### Your goal
In the entries that follow, find the word "avatar" and report each line it is on.

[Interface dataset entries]
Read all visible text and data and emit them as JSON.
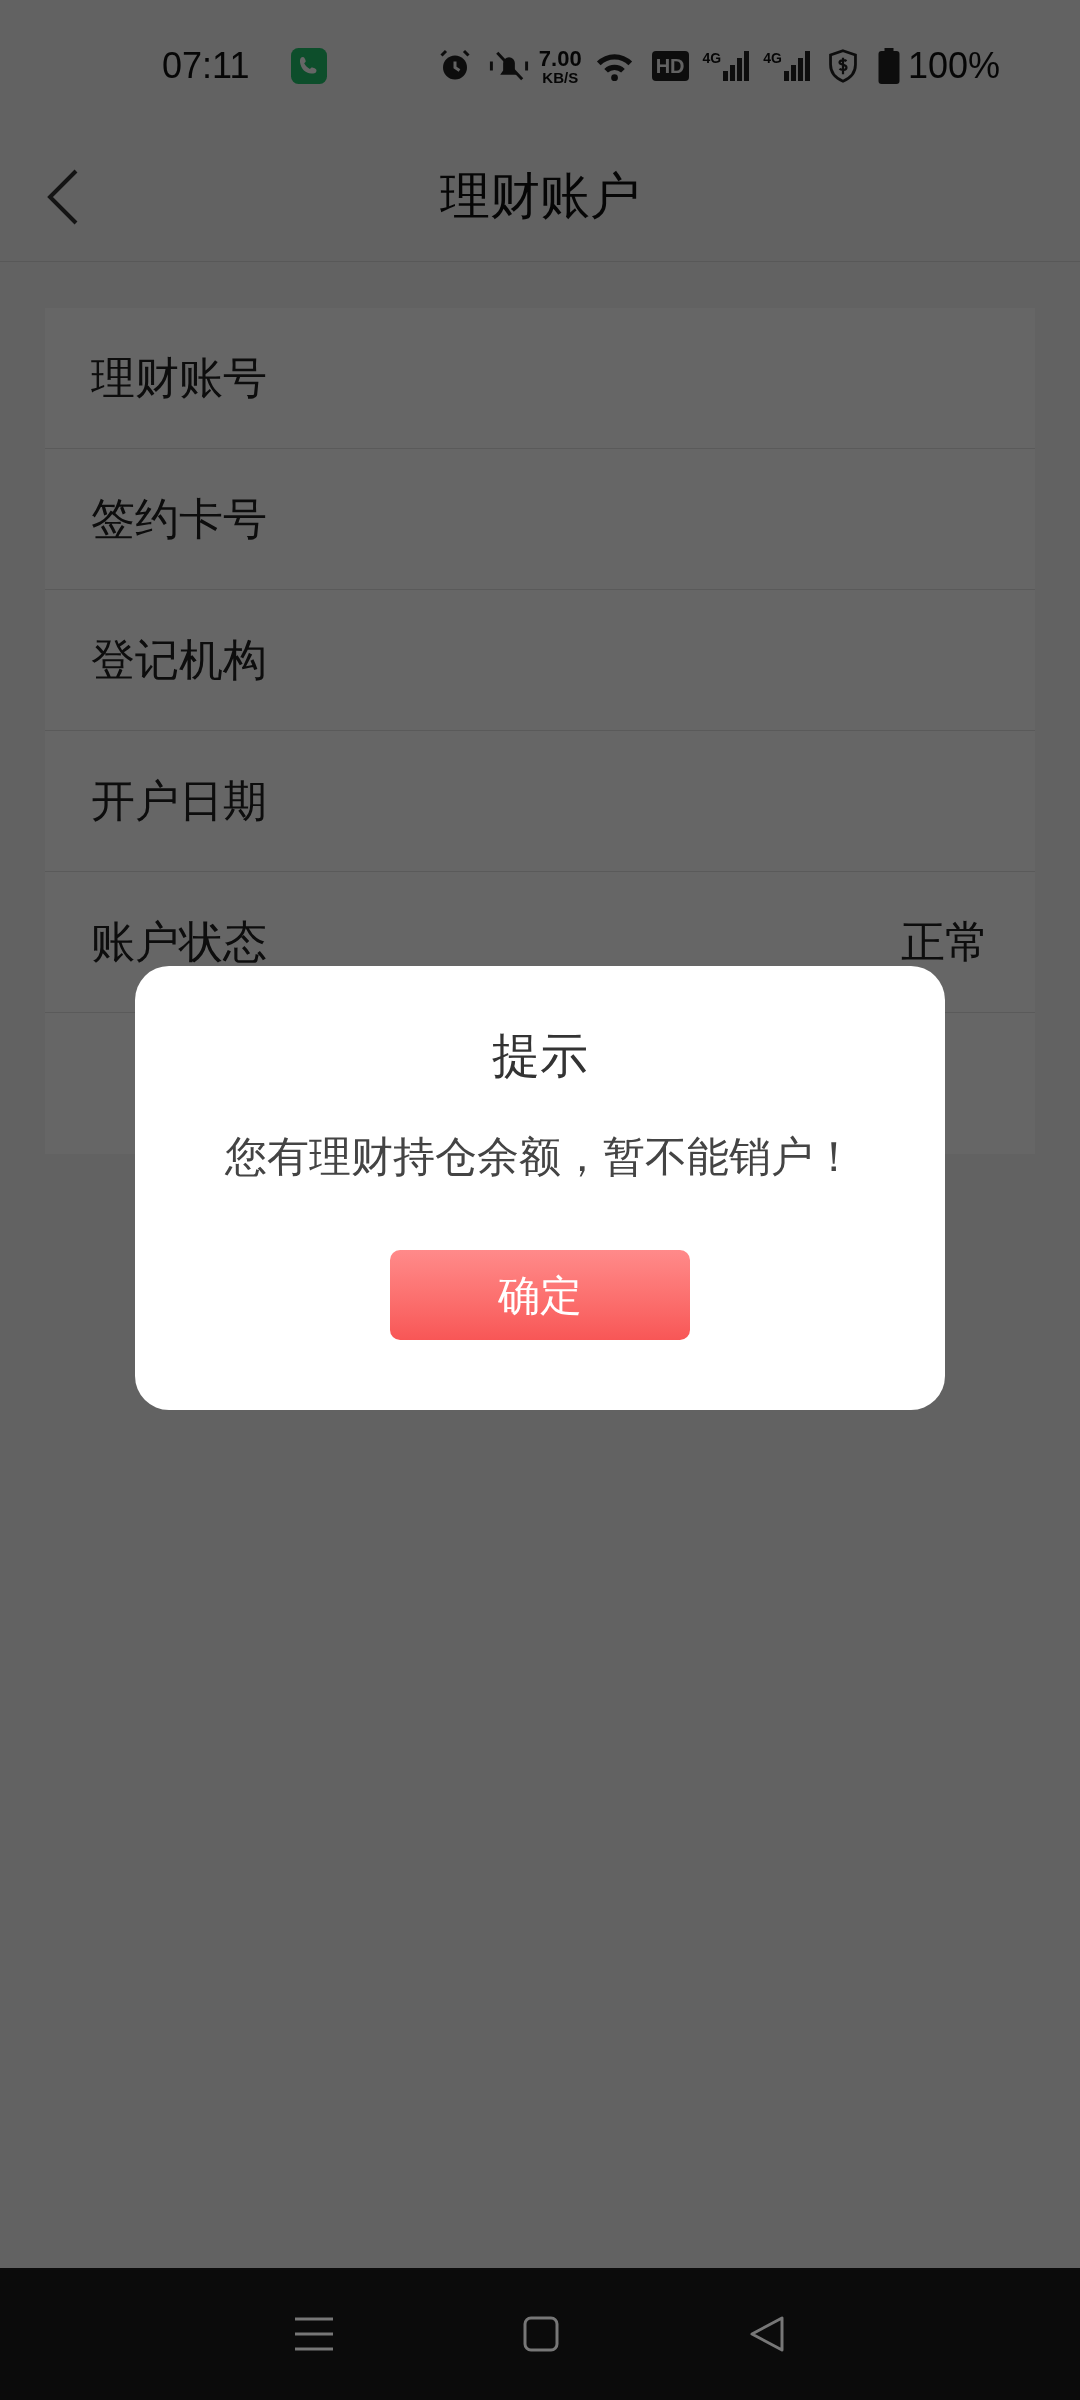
{
  "status_bar": {
    "time": "07:11",
    "speed_value": "7.00",
    "speed_unit": "KB/S",
    "hd": "HD",
    "network_1": "4G",
    "network_2": "4G",
    "battery": "100%"
  },
  "header": {
    "title": "理财账户"
  },
  "rows": [
    {
      "label": "理财账号"
    },
    {
      "label": "签约卡号"
    },
    {
      "label": "登记机构"
    },
    {
      "label": "开户日期"
    },
    {
      "label": "账户状态",
      "value": "正常"
    },
    {
      "label": ""
    }
  ],
  "dialog": {
    "title": "提示",
    "message": "您有理财持仓余额，暂不能销户！",
    "button": "确定"
  }
}
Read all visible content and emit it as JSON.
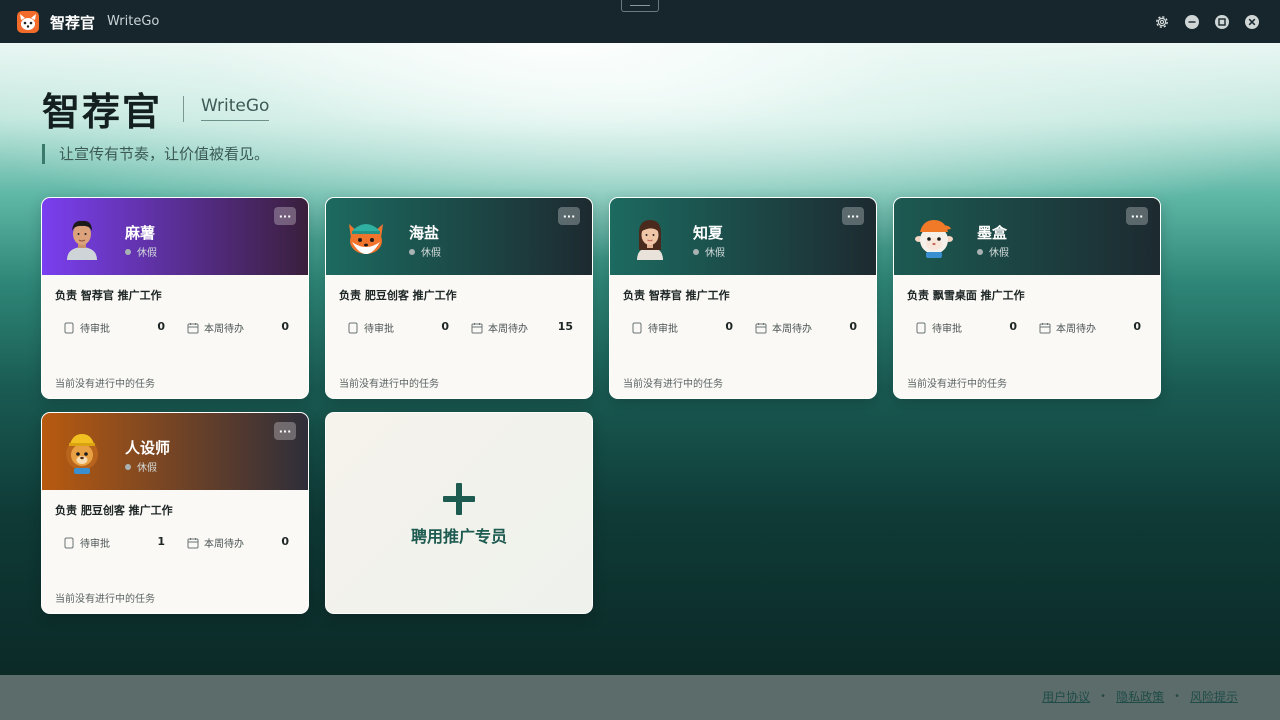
{
  "titlebar": {
    "app_name": "智荐官",
    "app_sub": "WriteGo",
    "icons": [
      "settings-icon",
      "minimize-icon",
      "maximize-icon",
      "close-icon"
    ]
  },
  "hero": {
    "title": "智荐官",
    "subtitle": "WriteGo",
    "tagline": "让宣传有节奏，让价值被看见。"
  },
  "cards": [
    {
      "name": "麻薯",
      "status": "休假",
      "duty": "负责 智荐官 推广工作",
      "pending_label": "待审批",
      "pending_value": "0",
      "week_label": "本周待办",
      "week_value": "0",
      "footer": "当前没有进行中的任务",
      "more": "···",
      "header_from": "#7a3ff0",
      "header_to": "#3a1f3c",
      "avatar": "man-avatar"
    },
    {
      "name": "海盐",
      "status": "休假",
      "duty": "负责 肥豆创客 推广工作",
      "pending_label": "待审批",
      "pending_value": "0",
      "week_label": "本周待办",
      "week_value": "15",
      "footer": "当前没有进行中的任务",
      "more": "···",
      "header_from": "#1c6a60",
      "header_to": "#1d2a30",
      "avatar": "fox-avatar"
    },
    {
      "name": "知夏",
      "status": "休假",
      "duty": "负责 智荐官 推广工作",
      "pending_label": "待审批",
      "pending_value": "0",
      "week_label": "本周待办",
      "week_value": "0",
      "footer": "当前没有进行中的任务",
      "more": "···",
      "header_from": "#1c6a60",
      "header_to": "#1d2a30",
      "avatar": "woman-avatar"
    },
    {
      "name": "墨盒",
      "status": "休假",
      "duty": "负责 飘雪桌面 推广工作",
      "pending_label": "待审批",
      "pending_value": "0",
      "week_label": "本周待办",
      "week_value": "0",
      "footer": "当前没有进行中的任务",
      "more": "···",
      "header_from": "#1c5a52",
      "header_to": "#1d2a30",
      "avatar": "sheep-avatar"
    },
    {
      "name": "人设师",
      "status": "休假",
      "duty": "负责 肥豆创客 推广工作",
      "pending_label": "待审批",
      "pending_value": "1",
      "week_label": "本周待办",
      "week_value": "0",
      "footer": "当前没有进行中的任务",
      "more": "···",
      "header_from": "#b85a10",
      "header_to": "#2e2e3a",
      "avatar": "lion-avatar"
    }
  ],
  "hire": {
    "label": "聘用推广专员"
  },
  "footer": {
    "links": [
      "用户协议",
      "隐私政策",
      "风险提示"
    ],
    "separator": "•"
  }
}
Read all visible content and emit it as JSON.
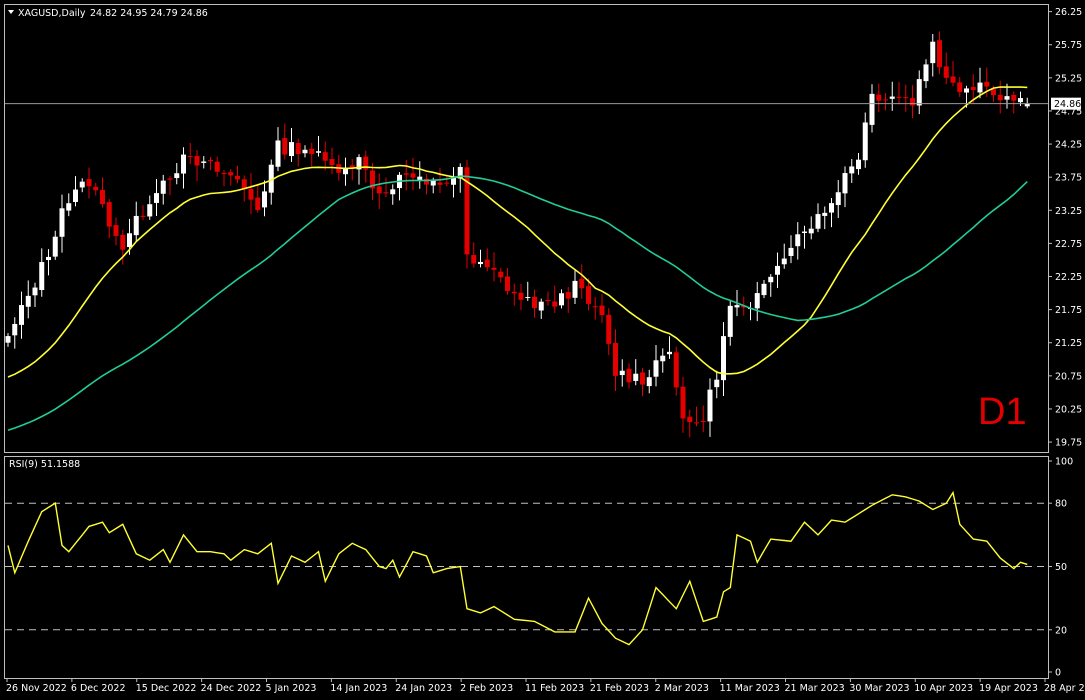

### Finished task
      "avatar": "man-avatar"
      "avatar": "fox-avatar"
      "avatar": "woman-avatar"
      "avatar": "sheep-avatar"
      "avatar": "lion-avatar"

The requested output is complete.